Saturday night, Red Sox at Orioles
We are sitting tonight in the rightfield box seats among Red Sox fans, one of whom is Ignatius Monzidelis, a sales rep for World's Finest Chocolate who grew up in the Bronx and used to be a Yankee bat-boy. "I did it for three years, starting in 1951," he says. "Would you believe I made $2.50 a game—not an hour, a game. But I loved it. And I became good friends with some of the Yankees. When the Reggie bar came out, I had a special five-pound bar made for Billy Martin and labeled it the Billy Bar. He showed it to Reggie and said, 'See, this is what a real candy bar looks like.' Unfortunately, Billy busted his dentures on it."
So why is Ignatius a Red Sox fan? "The Yankees used to always win. The Red Sox haven't won anything since Babe Ruth."
They're not going to win anything tonight, even though Clemens is on the mound. Ben McDonald, who may be the best pitcher in the American League right now, and two Oriole relievers three-hit the Red Sox 4-0 to stay within four games of the Yanks and the Jays. But whatever joy manager Oates feels in the victory is quickly dissipated. A reporter asks him to comment on the report that the Jays have acquired Henderson, and Oates can only say, "They what?"
Sunday, Brewers at Yanks
"Number 20. Mike Stanley. Catcher. Number 20."

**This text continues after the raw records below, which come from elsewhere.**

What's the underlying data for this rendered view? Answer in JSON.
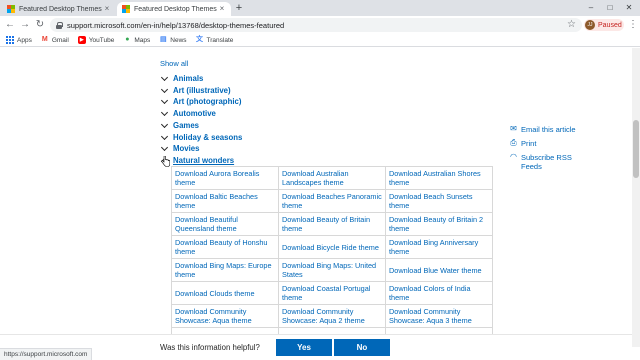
{
  "browser": {
    "tabs": [
      {
        "title": "Featured Desktop Themes - Win",
        "active": false
      },
      {
        "title": "Featured Desktop Themes - Win",
        "active": true
      }
    ],
    "new_tab": "+",
    "window_controls": {
      "minimize": "–",
      "maximize": "□",
      "close": "✕"
    },
    "url": "support.microsoft.com/en-in/help/13768/desktop-themes-featured",
    "profile_initials": "JJ",
    "profile_label": "Paused",
    "bookmarks": [
      {
        "label": "Apps",
        "icon": "apps-icon"
      },
      {
        "label": "Gmail",
        "icon": "gmail-icon"
      },
      {
        "label": "YouTube",
        "icon": "youtube-icon"
      },
      {
        "label": "Maps",
        "icon": "maps-icon"
      },
      {
        "label": "News",
        "icon": "news-icon"
      },
      {
        "label": "Translate",
        "icon": "translate-icon"
      }
    ],
    "status_url": "https://support.microsoft.com"
  },
  "content": {
    "show_all": "Show all",
    "categories": [
      {
        "label": "Animals",
        "expanded": false
      },
      {
        "label": "Art (illustrative)",
        "expanded": false
      },
      {
        "label": "Art (photographic)",
        "expanded": false
      },
      {
        "label": "Automotive",
        "expanded": false
      },
      {
        "label": "Games",
        "expanded": false
      },
      {
        "label": "Holiday & seasons",
        "expanded": false
      },
      {
        "label": "Movies",
        "expanded": false
      },
      {
        "label": "Natural wonders",
        "expanded": true
      }
    ],
    "theme_rows": [
      [
        "Download Aurora Borealis theme",
        "Download Australian Landscapes theme",
        "Download Australian Shores theme"
      ],
      [
        "Download Baltic Beaches theme",
        "Download Beaches Panoramic theme",
        "Download Beach Sunsets theme"
      ],
      [
        "Download Beautiful Queensland theme",
        "Download Beauty of Britain theme",
        "Download Beauty of Britain 2 theme"
      ],
      [
        "Download Beauty of Honshu theme",
        "Download Bicycle Ride theme",
        "Download Bing Anniversary theme"
      ],
      [
        "Download Bing Maps: Europe theme",
        "Download Bing Maps: United States",
        "Download Blue Water theme"
      ],
      [
        "Download Clouds theme",
        "Download Coastal Portugal theme",
        "Download Colors of India theme"
      ],
      [
        "Download Community Showcase: Aqua theme",
        "Download Community Showcase: Aqua 2 theme",
        "Download Community Showcase: Aqua 3 theme"
      ],
      [
        "",
        "",
        "Download Community"
      ]
    ]
  },
  "side_links": [
    {
      "label": "Email this article",
      "icon": "email-icon"
    },
    {
      "label": "Print",
      "icon": "print-icon"
    },
    {
      "label": "Subscribe RSS Feeds",
      "icon": "rss-icon"
    }
  ],
  "feedback": {
    "question": "Was this information helpful?",
    "yes": "Yes",
    "no": "No"
  },
  "colors": {
    "link": "#0067b8",
    "button": "#0067b8",
    "tab_strip": "#dee1e6"
  }
}
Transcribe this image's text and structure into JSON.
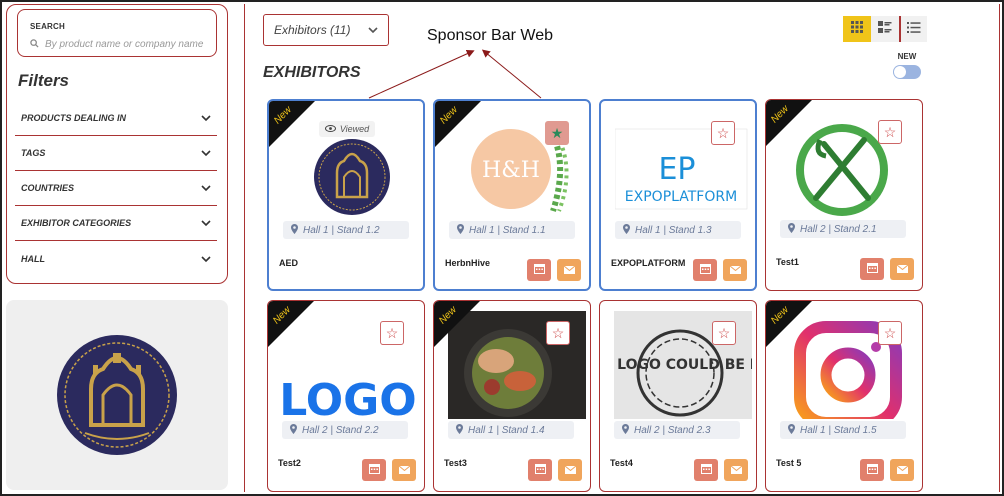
{
  "search": {
    "label": "SEARCH",
    "placeholder": "By product name or company name"
  },
  "filters": {
    "title": "Filters",
    "items": [
      {
        "label": "PRODUCTS DEALING IN"
      },
      {
        "label": "TAGS"
      },
      {
        "label": "COUNTRIES"
      },
      {
        "label": "EXHIBITOR CATEGORIES"
      },
      {
        "label": "HALL"
      }
    ]
  },
  "toolbar": {
    "exhibitor_select": "Exhibitors (11)",
    "section_title": "EXHIBITORS",
    "new_label": "NEW",
    "new_toggle_on": false,
    "view_modes": [
      "grid-icon",
      "card-list-icon",
      "list-icon"
    ],
    "active_view": "grid-icon"
  },
  "annotation": {
    "text": "Sponsor Bar Web"
  },
  "colors": {
    "accent": "#a33333",
    "highlight": "#4d7fd0",
    "calendar_button": "#e1806c",
    "mail_button": "#f0a55c",
    "active_view": "#f0c419"
  },
  "exhibitors": [
    {
      "name": "AED",
      "location": "Hall 1 | Stand 1.2",
      "new": true,
      "highlighted": true,
      "favorite": false,
      "viewed": "Viewed",
      "logo": "awadh-dastarkhwan-logo"
    },
    {
      "name": "HerbnHive",
      "location": "Hall 1 | Stand 1.1",
      "new": true,
      "highlighted": true,
      "favorite": true,
      "viewed": "",
      "logo": "herbnhive-logo",
      "logo_text": "H&H"
    },
    {
      "name": "EXPOPLATFORM",
      "location": "Hall 1 | Stand 1.3",
      "new": false,
      "highlighted": true,
      "favorite": false,
      "viewed": "",
      "logo": "expoplatform-logo",
      "logo_text": "EXPOPLATFORM"
    },
    {
      "name": "Test1",
      "location": "Hall 2 | Stand 2.1",
      "new": true,
      "highlighted": false,
      "favorite": false,
      "viewed": "",
      "logo": "fork-knife-logo"
    },
    {
      "name": "Test2",
      "location": "Hall 2 | Stand 2.2",
      "new": true,
      "highlighted": false,
      "favorite": false,
      "viewed": "",
      "logo": "logo-text-logo",
      "logo_text": "LOGO"
    },
    {
      "name": "Test3",
      "location": "Hall 1 | Stand 1.4",
      "new": true,
      "highlighted": false,
      "favorite": false,
      "viewed": "",
      "logo": "food-bowl-photo"
    },
    {
      "name": "Test4",
      "location": "Hall 2 | Stand 2.3",
      "new": false,
      "highlighted": false,
      "favorite": false,
      "viewed": "",
      "logo": "your-logo-placeholder",
      "logo_text": "YOUR LOGO COULD BE HERE"
    },
    {
      "name": "Test 5",
      "location": "Hall 1 | Stand 1.5",
      "new": true,
      "highlighted": false,
      "favorite": false,
      "viewed": "",
      "logo": "instagram-logo"
    }
  ],
  "ribbon_text": "New"
}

There is no way to capture the unique quality of Bob Sheppard's voice in print, but suffice it to say that for 43 years, the public-address announcer has been a source of grace and dignity for the Yankees. Today he has invited us into his tiny booth. "You won't find it to be a very good seat, but sit, and be welcome."
Sheppard, who is also a speech professor at St. John's University, says that he is excited about this year's Yankees. "I miss the old days a little, the days when Mrs. Sheppard would go shopping in mid-September for the dress she was going to wear to the World Series victory party. We haven't had one of those for a while. Perhaps this year."
The Brewers, however, are not cooperating. They rough up Yankee starter Melido Perez for six runs in the first two innings, and when Brewer John Jaha leads off the third with a home run off Paul Gibson, Sheppard lets go what for him is a stream of invective: "Golly willy."
The 9-2 loss ends the Yankees' four-game winning streak and drops them a game behind the Blue Jays, who beat the Tigers 2-1 while the Red Sox were edging the Orioles by an identical score. Sometimes it all comes together, sometimes you're gonna lose it all—and sometimes the Blue Jays and Rickey Henderson are coming into New York for a four-game series against the Yankees.